And while I’m at it, I should pose the question to her from a slightly different angle: did you think of today’s photographs as you dressed this morning?
He did not smile for the first five years. Lord knows I smiled. Then I tried sarcasm.
She, her first day.
He saw me in my suit one day last year. She did not. They talked about it for days.
I started photographing the pair last Tuesday. I planned on taking the last of a series today. And I had another question for her: Why no uniform?
I had given some thought to the other clerk, equally pleasant.

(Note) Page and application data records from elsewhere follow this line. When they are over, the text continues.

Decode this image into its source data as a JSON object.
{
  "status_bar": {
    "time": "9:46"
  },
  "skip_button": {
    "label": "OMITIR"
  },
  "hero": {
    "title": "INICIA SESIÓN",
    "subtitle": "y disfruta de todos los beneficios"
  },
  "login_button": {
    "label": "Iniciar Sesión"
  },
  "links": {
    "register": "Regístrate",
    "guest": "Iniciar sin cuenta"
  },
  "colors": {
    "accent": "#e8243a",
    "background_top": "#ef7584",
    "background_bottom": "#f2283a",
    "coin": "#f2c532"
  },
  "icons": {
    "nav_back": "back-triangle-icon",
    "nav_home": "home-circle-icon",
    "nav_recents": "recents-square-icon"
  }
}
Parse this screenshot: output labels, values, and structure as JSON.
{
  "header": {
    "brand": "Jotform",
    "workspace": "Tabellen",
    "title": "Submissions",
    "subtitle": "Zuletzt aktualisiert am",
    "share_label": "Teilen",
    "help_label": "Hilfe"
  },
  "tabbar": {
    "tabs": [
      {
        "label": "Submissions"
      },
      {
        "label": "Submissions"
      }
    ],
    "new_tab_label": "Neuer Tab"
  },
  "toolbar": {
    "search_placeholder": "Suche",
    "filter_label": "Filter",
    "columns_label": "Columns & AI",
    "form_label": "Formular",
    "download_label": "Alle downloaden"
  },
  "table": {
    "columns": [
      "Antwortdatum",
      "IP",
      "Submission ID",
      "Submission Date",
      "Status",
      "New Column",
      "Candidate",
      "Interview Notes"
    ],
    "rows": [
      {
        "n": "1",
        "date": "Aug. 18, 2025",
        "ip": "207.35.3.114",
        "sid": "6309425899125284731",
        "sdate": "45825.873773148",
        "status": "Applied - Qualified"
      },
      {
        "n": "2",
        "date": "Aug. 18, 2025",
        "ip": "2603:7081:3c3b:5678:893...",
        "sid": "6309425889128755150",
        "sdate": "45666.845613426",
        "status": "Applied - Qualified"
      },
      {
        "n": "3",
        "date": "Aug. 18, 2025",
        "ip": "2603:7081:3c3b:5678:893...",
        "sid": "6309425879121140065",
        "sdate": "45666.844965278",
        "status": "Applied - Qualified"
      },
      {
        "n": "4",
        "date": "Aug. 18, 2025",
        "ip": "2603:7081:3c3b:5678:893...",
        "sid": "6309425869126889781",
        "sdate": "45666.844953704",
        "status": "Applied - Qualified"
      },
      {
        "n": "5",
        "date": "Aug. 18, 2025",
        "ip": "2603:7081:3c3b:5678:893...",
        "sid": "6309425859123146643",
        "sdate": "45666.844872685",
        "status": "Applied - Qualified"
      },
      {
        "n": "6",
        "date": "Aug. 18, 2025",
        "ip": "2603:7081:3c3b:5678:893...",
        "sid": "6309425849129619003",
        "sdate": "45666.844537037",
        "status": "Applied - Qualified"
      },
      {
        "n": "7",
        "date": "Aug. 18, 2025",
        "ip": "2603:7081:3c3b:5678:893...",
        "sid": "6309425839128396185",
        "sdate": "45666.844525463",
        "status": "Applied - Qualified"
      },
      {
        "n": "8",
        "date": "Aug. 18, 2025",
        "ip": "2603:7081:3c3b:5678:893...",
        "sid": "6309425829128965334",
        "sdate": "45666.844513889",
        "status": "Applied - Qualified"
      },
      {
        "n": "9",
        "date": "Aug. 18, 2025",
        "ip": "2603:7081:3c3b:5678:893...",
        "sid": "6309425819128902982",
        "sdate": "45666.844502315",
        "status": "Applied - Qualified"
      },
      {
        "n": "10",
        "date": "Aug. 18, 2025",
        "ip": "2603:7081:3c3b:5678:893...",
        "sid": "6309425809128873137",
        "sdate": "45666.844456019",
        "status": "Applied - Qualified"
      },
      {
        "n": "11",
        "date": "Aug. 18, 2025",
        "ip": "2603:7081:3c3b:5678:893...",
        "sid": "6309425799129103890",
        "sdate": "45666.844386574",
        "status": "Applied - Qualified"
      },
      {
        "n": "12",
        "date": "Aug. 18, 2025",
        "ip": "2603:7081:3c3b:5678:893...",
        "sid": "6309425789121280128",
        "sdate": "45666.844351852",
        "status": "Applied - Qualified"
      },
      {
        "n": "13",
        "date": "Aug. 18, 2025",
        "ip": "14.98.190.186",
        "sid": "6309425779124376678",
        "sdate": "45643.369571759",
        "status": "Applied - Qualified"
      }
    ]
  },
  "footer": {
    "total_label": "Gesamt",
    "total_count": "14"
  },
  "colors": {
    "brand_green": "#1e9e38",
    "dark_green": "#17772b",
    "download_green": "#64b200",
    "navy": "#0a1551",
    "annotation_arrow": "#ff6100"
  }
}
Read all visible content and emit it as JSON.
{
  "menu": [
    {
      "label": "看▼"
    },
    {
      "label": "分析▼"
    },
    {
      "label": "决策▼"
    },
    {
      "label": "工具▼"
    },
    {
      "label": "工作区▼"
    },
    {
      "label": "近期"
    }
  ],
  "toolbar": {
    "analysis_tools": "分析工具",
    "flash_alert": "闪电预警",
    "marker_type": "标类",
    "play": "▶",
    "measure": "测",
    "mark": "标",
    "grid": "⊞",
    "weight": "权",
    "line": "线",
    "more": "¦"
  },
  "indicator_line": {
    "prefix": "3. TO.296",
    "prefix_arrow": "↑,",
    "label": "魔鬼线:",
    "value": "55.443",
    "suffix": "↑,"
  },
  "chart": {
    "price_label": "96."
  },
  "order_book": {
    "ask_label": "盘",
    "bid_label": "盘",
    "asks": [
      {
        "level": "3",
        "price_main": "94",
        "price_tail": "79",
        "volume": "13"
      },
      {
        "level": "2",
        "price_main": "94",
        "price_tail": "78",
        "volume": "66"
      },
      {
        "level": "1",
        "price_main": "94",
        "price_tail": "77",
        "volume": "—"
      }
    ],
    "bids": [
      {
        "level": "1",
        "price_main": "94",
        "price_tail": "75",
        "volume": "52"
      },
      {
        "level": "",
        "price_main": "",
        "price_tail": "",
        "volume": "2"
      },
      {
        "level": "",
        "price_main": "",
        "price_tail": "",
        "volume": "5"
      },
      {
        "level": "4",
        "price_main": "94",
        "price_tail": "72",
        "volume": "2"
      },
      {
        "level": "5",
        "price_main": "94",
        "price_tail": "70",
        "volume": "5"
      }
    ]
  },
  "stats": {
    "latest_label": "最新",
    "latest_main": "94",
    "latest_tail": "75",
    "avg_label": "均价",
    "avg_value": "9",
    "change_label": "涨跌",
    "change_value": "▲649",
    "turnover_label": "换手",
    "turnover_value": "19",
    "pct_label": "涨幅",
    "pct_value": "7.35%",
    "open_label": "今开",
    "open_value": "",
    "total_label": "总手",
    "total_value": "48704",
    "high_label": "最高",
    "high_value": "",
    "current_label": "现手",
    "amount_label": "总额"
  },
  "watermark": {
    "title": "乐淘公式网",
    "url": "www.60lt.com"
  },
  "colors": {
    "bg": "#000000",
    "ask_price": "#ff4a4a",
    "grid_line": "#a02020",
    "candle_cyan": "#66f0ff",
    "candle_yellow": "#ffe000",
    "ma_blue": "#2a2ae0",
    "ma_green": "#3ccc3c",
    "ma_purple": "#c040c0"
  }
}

I had two, maybe three problems with this series. The light from outside and the overheads were problematic. The room is shallow, which made it difficult to step back far enough for wider shots. The last photo of two people is an attempt to remedy both of these issues. It also adds some much-needed variety. The third problem is one that continues to haunt me: taking my time to get the shots right. In this instance, however, I cannot be too harshly criticized. These people are working, and I did not want to interfere with that. I worked around and between customers, and thought it best to get in and out as quickly as possible. Neither rain, nor sleet, nor gloom of night stays these couriers from the swift completion of their appointed rounds. Nor some kook dogging them with a camera.